Jackson is linked in history to Charleston, SC for two reasons.
ONE: His mother, Elizabeth, volunteered as a Revolutionary War nurse in Charleston. During an outbreak of cholera on-board a medical ship in Charleston harbor, Jackson succumbed to the disease and was buried in Charleston in an unmarked grave. (Subsequently discovered to on the campus of the College of Charleston.)
TWO: The Petticoat Affair.
Margaret "Peggy" O'Neale was the daughter of William O'Neale, who owned a Washington, D.C. boarding-house called the Franklin House. It was a social center of politicians. He and his wife ensured Margaret was well-educated, and was well known for her ability to play the piano. In 1816 she married her first husband John B. Timberlake, a purser in the U.S. Navy. She was 17, and he was 39. He had been heavily in debt for years. Peggy was renowned for having a "vivacious" temperament. They had three children together, with one dying in infancy.
Margaret Timberlake and her husband, John, had been friends with Senator John Henry Eaton since they met in 1818, when Eaton was a 28-year-old widower and newly elected US Senator.

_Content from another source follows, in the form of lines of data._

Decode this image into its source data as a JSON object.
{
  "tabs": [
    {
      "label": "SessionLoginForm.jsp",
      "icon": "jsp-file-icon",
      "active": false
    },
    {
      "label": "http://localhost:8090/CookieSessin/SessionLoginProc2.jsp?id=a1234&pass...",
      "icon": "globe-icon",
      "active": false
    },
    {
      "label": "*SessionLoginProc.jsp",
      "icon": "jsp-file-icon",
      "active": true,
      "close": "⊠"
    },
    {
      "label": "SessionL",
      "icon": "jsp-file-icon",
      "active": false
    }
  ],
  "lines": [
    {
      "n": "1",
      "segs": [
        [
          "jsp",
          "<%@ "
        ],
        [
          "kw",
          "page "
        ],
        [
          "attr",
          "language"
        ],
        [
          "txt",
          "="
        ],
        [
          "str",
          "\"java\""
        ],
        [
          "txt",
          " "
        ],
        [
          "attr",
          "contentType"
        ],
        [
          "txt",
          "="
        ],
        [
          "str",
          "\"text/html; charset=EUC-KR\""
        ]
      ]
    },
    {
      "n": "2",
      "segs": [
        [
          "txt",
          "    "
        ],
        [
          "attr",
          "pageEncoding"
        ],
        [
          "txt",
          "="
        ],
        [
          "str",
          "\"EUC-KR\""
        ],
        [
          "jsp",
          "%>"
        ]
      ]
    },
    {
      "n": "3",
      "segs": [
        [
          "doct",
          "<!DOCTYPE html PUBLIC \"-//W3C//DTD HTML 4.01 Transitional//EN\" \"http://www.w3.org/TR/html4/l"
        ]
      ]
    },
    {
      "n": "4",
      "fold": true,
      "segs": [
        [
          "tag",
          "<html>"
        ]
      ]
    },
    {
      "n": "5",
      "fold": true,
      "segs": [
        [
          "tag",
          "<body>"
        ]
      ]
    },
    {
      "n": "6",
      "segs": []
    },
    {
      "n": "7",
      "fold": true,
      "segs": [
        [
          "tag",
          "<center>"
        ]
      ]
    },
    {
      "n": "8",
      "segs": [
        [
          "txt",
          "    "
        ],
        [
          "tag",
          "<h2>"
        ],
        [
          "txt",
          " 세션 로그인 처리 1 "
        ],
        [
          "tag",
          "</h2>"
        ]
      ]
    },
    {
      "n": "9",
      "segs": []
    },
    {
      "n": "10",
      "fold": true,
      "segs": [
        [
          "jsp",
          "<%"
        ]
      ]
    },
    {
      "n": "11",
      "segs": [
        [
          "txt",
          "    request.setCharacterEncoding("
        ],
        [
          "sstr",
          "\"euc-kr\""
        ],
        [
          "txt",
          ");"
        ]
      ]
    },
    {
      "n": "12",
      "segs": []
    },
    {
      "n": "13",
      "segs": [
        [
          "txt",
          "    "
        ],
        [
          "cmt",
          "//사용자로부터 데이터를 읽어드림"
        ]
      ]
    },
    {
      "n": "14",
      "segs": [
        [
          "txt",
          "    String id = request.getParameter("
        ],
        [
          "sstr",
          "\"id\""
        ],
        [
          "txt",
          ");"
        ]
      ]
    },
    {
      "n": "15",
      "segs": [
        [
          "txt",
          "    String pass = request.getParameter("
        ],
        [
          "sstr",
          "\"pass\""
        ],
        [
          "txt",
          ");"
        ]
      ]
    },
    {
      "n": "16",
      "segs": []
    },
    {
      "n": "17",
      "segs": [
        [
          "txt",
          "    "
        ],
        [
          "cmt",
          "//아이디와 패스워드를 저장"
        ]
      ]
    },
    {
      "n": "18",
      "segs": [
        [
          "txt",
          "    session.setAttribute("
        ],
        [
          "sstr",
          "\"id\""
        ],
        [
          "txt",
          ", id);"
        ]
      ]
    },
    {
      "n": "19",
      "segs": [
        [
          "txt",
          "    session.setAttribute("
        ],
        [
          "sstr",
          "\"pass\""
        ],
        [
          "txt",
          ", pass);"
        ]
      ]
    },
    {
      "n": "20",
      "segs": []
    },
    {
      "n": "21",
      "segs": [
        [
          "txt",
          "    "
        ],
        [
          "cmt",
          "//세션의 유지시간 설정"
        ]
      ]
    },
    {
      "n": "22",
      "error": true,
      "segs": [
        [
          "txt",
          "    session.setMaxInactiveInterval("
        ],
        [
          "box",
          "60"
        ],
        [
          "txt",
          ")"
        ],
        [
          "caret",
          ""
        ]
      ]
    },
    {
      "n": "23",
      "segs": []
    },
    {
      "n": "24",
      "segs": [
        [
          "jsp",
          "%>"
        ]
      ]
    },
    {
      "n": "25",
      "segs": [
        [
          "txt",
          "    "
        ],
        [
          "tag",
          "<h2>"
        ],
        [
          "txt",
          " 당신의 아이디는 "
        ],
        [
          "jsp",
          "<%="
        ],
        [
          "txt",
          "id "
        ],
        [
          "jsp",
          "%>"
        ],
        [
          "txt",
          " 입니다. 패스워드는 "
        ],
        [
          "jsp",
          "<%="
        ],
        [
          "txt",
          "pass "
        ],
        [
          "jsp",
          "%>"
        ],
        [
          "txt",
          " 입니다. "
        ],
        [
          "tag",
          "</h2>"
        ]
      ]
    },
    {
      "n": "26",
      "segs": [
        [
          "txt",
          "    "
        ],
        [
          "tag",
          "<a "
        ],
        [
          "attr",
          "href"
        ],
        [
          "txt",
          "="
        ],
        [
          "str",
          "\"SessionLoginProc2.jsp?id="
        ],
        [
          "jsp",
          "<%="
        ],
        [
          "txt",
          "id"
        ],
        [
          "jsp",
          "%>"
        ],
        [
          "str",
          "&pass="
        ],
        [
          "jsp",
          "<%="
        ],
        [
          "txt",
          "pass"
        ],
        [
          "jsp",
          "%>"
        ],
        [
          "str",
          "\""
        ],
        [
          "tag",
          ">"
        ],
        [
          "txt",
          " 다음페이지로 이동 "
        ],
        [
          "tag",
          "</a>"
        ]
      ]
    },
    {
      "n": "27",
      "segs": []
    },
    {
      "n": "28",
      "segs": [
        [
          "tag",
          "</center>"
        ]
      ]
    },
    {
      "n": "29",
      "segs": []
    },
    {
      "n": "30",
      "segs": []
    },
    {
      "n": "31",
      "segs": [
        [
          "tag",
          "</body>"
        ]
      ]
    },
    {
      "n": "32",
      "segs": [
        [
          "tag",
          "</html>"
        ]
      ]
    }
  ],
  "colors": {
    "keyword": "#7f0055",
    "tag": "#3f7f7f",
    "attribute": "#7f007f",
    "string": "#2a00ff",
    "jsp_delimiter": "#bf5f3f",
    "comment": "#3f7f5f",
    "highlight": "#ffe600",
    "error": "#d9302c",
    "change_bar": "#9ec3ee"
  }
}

After Timberlake told him about her financial problems, Eaton tried to get the Senate to pass a petition to pay debts accrued while Timberlake was in the Navy, but was unsuccessful.
With the encouragement of President Andrew Jackson, who liked them both, Peggy Timberlake and Eaton married shortly after her husband's death, although according to the social mores of the day, it would have been more proper for them to wait a longer time. Their action scandalized respectable people of the capital, especially many women. Second Lady Floride Calhoun, the wife of Vice President John C. Calhoun led a phalanx of other Cabinet wives in an "anti-Peggy" coalition. Prominent women snubbed Margaret Eaton.
Martin Van Buren, a widower and the only unmarried member of the Cabinet, allied himself with the Eatons. Jackson was sympathetic to the Eatons, in part, perhaps, because his own beloved late wife, Rachel Robards, had been the subject of innuendo. Jackson believed such rumors were the cause of her heart attack and death December 22, 1828, several weeks after his election. (Her first marriage had not yet been legally ended at the time of her wedding to Jackson.) Even Rachel's niece Emily Donelson, whom Jackson called on as his "First Lady," sided with the Calhoun faction.
Jackson appointed Eaton as his Secretary of War, hoping to limit the rumors, but the scandal intensified. Jackson felt political opponents, especially those around Calhoun, were feeding the controversy. The controversy finally resulted in the resignation of almost all members of the Cabinet over a period of weeks in the spring of 1831. Postmaster William T. Barry would be the lone member to stay.
Jackson elevated Van Buren as his favorite and replaced Calhoun as vice presidential running mate in his re-election campaign. Van Buren thus became the de facto heir to the Democratic Party. Although Emily Donelson had supported Floride Calhoun, Jackson kept his niece as his official hostess.
John Calhoun and his wife returned to South Carolina. In 1832 he won a seat in the U.S. Senate. He advocated states' rights, slavery, and economic issues affecting the South, eventually including secession from the Union.